• _Task statement_: Reproduce the records below exactly as they appear, omitting any pictures they contain.

• _Dataset rows describing interfaces_:
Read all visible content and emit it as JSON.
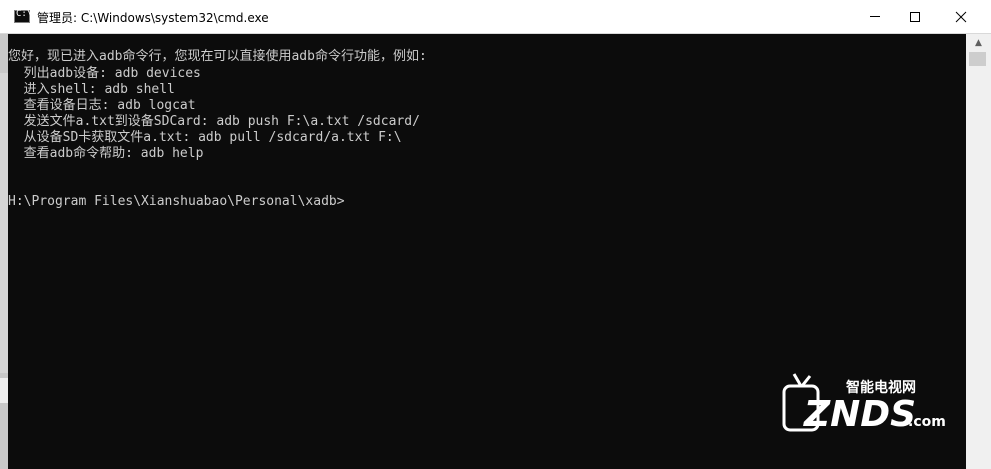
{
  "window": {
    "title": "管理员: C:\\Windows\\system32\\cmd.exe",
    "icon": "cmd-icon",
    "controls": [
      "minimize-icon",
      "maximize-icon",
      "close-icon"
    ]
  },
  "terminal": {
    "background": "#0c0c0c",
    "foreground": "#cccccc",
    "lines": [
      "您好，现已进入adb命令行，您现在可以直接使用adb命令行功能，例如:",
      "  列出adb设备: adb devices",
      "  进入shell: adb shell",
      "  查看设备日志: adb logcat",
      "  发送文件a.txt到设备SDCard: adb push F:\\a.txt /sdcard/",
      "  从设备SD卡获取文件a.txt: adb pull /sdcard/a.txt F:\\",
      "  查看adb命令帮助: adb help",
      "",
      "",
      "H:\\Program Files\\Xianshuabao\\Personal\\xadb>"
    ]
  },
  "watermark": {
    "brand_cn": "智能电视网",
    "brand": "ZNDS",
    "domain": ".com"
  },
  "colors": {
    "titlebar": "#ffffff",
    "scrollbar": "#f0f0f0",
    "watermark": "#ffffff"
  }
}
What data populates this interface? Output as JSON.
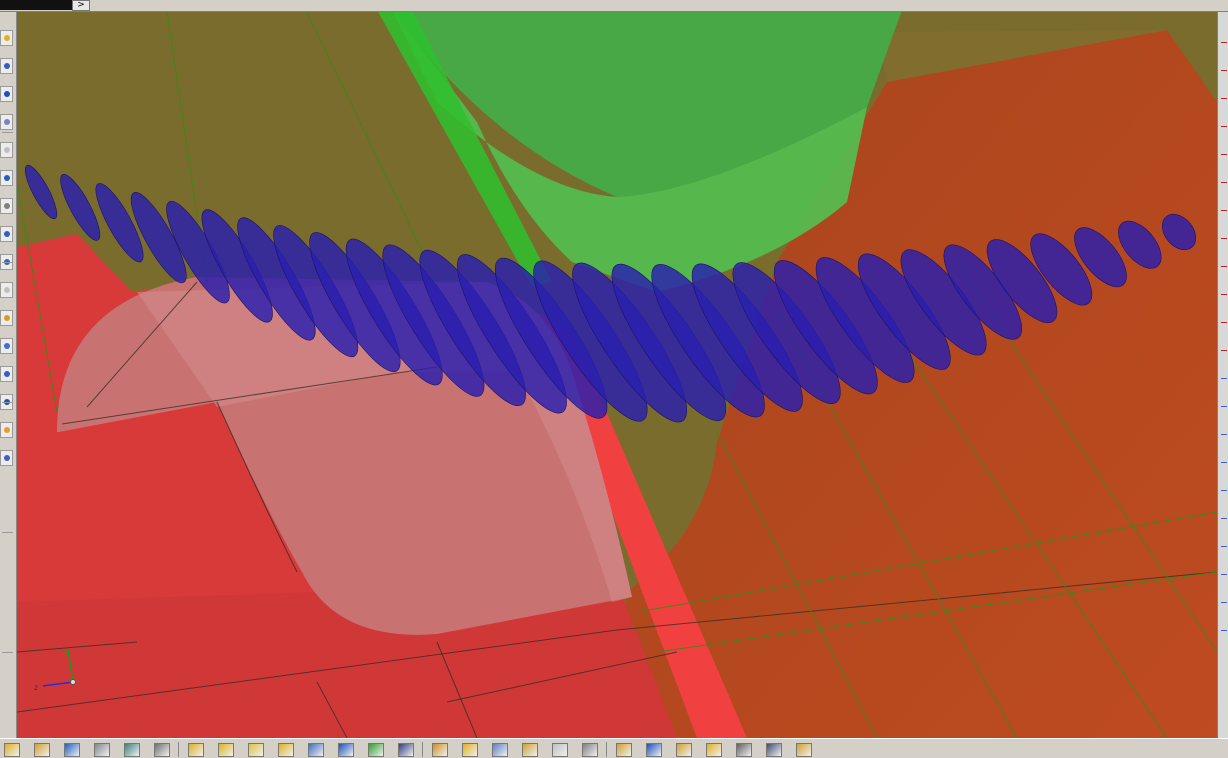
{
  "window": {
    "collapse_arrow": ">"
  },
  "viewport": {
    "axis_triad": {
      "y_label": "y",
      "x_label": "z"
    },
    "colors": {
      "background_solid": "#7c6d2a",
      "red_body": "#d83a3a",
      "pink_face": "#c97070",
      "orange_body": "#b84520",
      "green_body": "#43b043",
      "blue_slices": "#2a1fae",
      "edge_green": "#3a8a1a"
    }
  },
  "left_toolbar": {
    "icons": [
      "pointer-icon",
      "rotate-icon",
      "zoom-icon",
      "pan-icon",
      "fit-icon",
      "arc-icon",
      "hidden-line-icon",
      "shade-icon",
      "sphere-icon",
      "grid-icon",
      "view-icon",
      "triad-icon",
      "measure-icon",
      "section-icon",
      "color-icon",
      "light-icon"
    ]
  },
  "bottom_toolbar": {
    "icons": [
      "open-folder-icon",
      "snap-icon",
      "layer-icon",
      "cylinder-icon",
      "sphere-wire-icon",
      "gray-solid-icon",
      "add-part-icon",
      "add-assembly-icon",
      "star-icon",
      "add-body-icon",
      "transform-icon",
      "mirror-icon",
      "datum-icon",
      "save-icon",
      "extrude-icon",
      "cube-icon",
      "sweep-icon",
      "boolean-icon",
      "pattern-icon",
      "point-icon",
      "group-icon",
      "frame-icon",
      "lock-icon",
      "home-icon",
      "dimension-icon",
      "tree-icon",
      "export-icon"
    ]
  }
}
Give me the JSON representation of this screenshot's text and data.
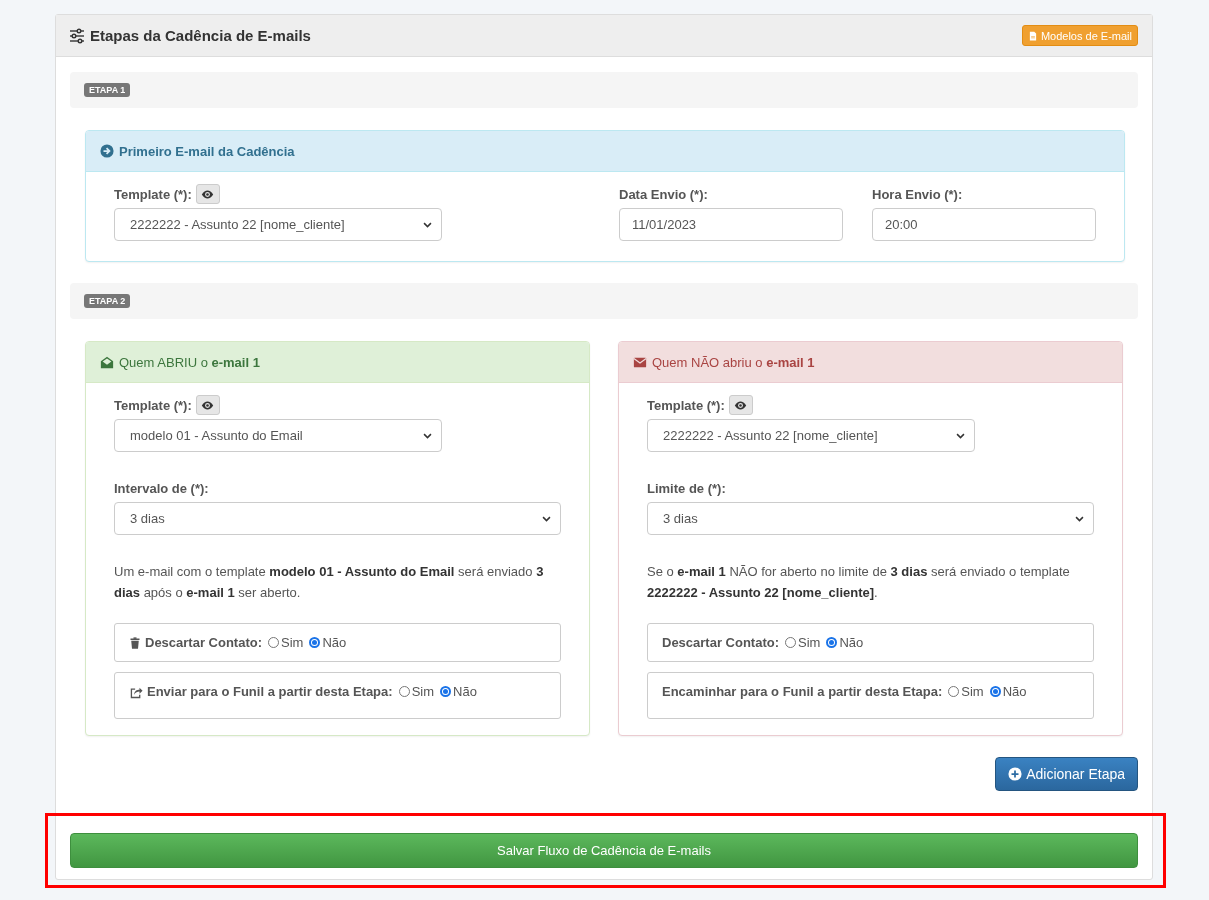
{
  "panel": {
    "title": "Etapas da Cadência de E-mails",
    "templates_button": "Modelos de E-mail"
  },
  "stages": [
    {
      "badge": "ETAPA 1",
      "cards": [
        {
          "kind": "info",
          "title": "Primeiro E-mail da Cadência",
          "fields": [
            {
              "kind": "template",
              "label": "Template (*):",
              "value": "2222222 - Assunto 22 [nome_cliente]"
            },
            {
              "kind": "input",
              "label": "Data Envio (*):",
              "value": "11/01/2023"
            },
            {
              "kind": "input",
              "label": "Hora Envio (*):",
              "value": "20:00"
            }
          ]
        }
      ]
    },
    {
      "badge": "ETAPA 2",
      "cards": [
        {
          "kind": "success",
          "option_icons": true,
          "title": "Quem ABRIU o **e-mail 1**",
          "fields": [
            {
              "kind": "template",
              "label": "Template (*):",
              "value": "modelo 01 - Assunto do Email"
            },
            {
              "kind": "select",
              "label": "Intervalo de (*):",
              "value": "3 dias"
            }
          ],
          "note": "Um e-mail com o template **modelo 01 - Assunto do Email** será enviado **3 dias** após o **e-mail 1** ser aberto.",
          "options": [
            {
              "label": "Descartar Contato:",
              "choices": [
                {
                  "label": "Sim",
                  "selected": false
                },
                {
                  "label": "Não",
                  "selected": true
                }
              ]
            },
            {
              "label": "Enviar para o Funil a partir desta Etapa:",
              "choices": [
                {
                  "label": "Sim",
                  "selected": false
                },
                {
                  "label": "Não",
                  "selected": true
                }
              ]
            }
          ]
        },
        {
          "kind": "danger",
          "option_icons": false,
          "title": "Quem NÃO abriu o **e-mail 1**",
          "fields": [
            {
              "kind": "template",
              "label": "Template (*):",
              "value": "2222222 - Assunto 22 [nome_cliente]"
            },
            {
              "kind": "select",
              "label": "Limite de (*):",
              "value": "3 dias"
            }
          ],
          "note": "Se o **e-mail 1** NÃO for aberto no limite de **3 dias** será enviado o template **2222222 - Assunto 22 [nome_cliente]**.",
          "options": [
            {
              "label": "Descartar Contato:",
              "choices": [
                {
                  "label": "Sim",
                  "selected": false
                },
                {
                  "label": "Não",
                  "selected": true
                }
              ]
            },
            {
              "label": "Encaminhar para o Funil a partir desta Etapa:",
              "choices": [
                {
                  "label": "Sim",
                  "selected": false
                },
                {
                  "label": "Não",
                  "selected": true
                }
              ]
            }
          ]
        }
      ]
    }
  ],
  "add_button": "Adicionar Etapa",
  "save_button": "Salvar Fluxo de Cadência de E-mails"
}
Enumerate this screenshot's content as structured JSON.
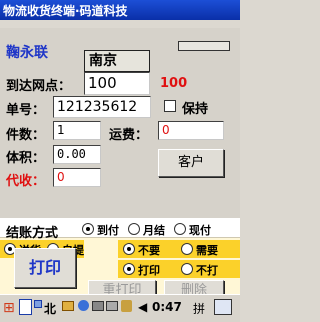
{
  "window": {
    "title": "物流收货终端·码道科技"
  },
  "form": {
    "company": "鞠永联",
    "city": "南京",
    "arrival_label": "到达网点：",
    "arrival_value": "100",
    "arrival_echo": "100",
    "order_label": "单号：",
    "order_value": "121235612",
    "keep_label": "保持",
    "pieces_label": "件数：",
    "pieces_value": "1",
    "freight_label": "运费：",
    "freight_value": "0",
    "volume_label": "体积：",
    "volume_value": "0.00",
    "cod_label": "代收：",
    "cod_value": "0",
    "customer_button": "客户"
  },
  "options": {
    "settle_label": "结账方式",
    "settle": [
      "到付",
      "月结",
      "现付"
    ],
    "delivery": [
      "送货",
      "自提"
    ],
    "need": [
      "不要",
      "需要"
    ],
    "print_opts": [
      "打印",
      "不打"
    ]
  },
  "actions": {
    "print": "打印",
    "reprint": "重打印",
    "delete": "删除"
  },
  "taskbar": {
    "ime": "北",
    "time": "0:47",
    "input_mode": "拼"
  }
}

• _Reply_:
Read all visible content and emit it as JSON.
{
  "window": {
    "title": "管理员: C:\\Windows\\system32\\cmd.exe",
    "icon": "cmd-icon",
    "controls": [
      "minimize-icon",
      "maximize-icon",
      "close-icon"
    ]
  },
  "terminal": {
    "background": "#0c0c0c",
    "foreground": "#cccccc",
    "lines": [
      "您好，现已进入adb命令行，您现在可以直接使用adb命令行功能，例如:",
      "  列出adb设备: adb devices",
      "  进入shell: adb shell",
      "  查看设备日志: adb logcat",
      "  发送文件a.txt到设备SDCard: adb push F:\\a.txt /sdcard/",
      "  从设备SD卡获取文件a.txt: adb pull /sdcard/a.txt F:\\",
      "  查看adb命令帮助: adb help",
      "",
      "",
      "H:\\Program Files\\Xianshuabao\\Personal\\xadb>"
    ]
  },
  "watermark": {
    "brand_cn": "智能电视网",
    "brand": "ZNDS",
    "domain": ".com"
  },
  "colors": {
    "titlebar": "#ffffff",
    "scrollbar": "#f0f0f0",
    "watermark": "#ffffff"
  }
}
What data populates this interface? Output as JSON.
{
  "window": {
    "collapse_arrow": ">"
  },
  "viewport": {
    "axis_triad": {
      "y_label": "y",
      "x_label": "z"
    },
    "colors": {
      "background_solid": "#7c6d2a",
      "red_body": "#d83a3a",
      "pink_face": "#c97070",
      "orange_body": "#b84520",
      "green_body": "#43b043",
      "blue_slices": "#2a1fae",
      "edge_green": "#3a8a1a"
    }
  },
  "left_toolbar": {
    "icons": [
      "pointer-icon",
      "rotate-icon",
      "zoom-icon",
      "pan-icon",
      "fit-icon",
      "arc-icon",
      "hidden-line-icon",
      "shade-icon",
      "sphere-icon",
      "grid-icon",
      "view-icon",
      "triad-icon",
      "measure-icon",
      "section-icon",
      "color-icon",
      "light-icon"
    ]
  },
  "bottom_toolbar": {
    "icons": [
      "open-folder-icon",
      "snap-icon",
      "layer-icon",
      "cylinder-icon",
      "sphere-wire-icon",
      "gray-solid-icon",
      "add-part-icon",
      "add-assembly-icon",
      "star-icon",
      "add-body-icon",
      "transform-icon",
      "mirror-icon",
      "datum-icon",
      "save-icon",
      "extrude-icon",
      "cube-icon",
      "sweep-icon",
      "boolean-icon",
      "pattern-icon",
      "point-icon",
      "group-icon",
      "frame-icon",
      "lock-icon",
      "home-icon",
      "dimension-icon",
      "tree-icon",
      "export-icon"
    ]
  }
}
Give me the JSON representation of this screenshot's text and data.
{
  "panel": {
    "title": "Etapas da Cadência de E-mails",
    "templates_button": "Modelos de E-mail"
  },
  "stages": [
    {
      "badge": "ETAPA 1",
      "cards": [
        {
          "kind": "info",
          "title": "Primeiro E-mail da Cadência",
          "fields": [
            {
              "kind": "template",
              "label": "Template (*):",
              "value": "2222222 - Assunto 22 [nome_cliente]"
            },
            {
              "kind": "input",
              "label": "Data Envio (*):",
              "value": "11/01/2023"
            },
            {
              "kind": "input",
              "label": "Hora Envio (*):",
              "value": "20:00"
            }
          ]
        }
      ]
    },
    {
      "badge": "ETAPA 2",
      "cards": [
        {
          "kind": "success",
          "option_icons": true,
          "title": "Quem ABRIU o **e-mail 1**",
          "fields": [
            {
              "kind": "template",
              "label": "Template (*):",
              "value": "modelo 01 - Assunto do Email"
            },
            {
              "kind": "select",
              "label": "Intervalo de (*):",
              "value": "3 dias"
            }
          ],
          "note": "Um e-mail com o template **modelo 01 - Assunto do Email** será enviado **3 dias** após o **e-mail 1** ser aberto.",
          "options": [
            {
              "label": "Descartar Contato:",
              "choices": [
                {
                  "label": "Sim",
                  "selected": false
                },
                {
                  "label": "Não",
                  "selected": true
                }
              ]
            },
            {
              "label": "Enviar para o Funil a partir desta Etapa:",
              "choices": [
                {
                  "label": "Sim",
                  "selected": false
                },
                {
                  "label": "Não",
                  "selected": true
                }
              ]
            }
          ]
        },
        {
          "kind": "danger",
          "option_icons": false,
          "title": "Quem NÃO abriu o **e-mail 1**",
          "fields": [
            {
              "kind": "template",
              "label": "Template (*):",
              "value": "2222222 - Assunto 22 [nome_cliente]"
            },
            {
              "kind": "select",
              "label": "Limite de (*):",
              "value": "3 dias"
            }
          ],
          "note": "Se o **e-mail 1** NÃO for aberto no limite de **3 dias** será enviado o template **2222222 - Assunto 22 [nome_cliente]**.",
          "options": [
            {
              "label": "Descartar Contato:",
              "choices": [
                {
                  "label": "Sim",
                  "selected": false
                },
                {
                  "label": "Não",
                  "selected": true
                }
              ]
            },
            {
              "label": "Encaminhar para o Funil a partir desta Etapa:",
              "choices": [
                {
                  "label": "Sim",
                  "selected": false
                },
                {
                  "label": "Não",
                  "selected": true
                }
              ]
            }
          ]
        }
      ]
    }
  ],
  "add_button": "Adicionar Etapa",
  "save_button": "Salvar Fluxo de Cadência de E-mails"
}
Enumerate this screenshot's content as structured JSON.
{
  "window": {
    "title": "物流收货终端·码道科技"
  },
  "form": {
    "company": "鞠永联",
    "city": "南京",
    "arrival_label": "到达网点：",
    "arrival_value": "100",
    "arrival_echo": "100",
    "order_label": "单号：",
    "order_value": "121235612",
    "keep_label": "保持",
    "pieces_label": "件数：",
    "pieces_value": "1",
    "freight_label": "运费：",
    "freight_value": "0",
    "volume_label": "体积：",
    "volume_value": "0.00",
    "cod_label": "代收：",
    "cod_value": "0",
    "customer_button": "客户"
  },
  "options": {
    "settle_label": "结账方式",
    "settle": [
      "到付",
      "月结",
      "现付"
    ],
    "delivery": [
      "送货",
      "自提"
    ],
    "need": [
      "不要",
      "需要"
    ],
    "print_opts": [
      "打印",
      "不打"
    ]
  },
  "actions": {
    "print": "打印",
    "reprint": "重打印",
    "delete": "删除"
  },
  "taskbar": {
    "ime": "北",
    "time": "0:47",
    "input_mode": "拼"
  }
}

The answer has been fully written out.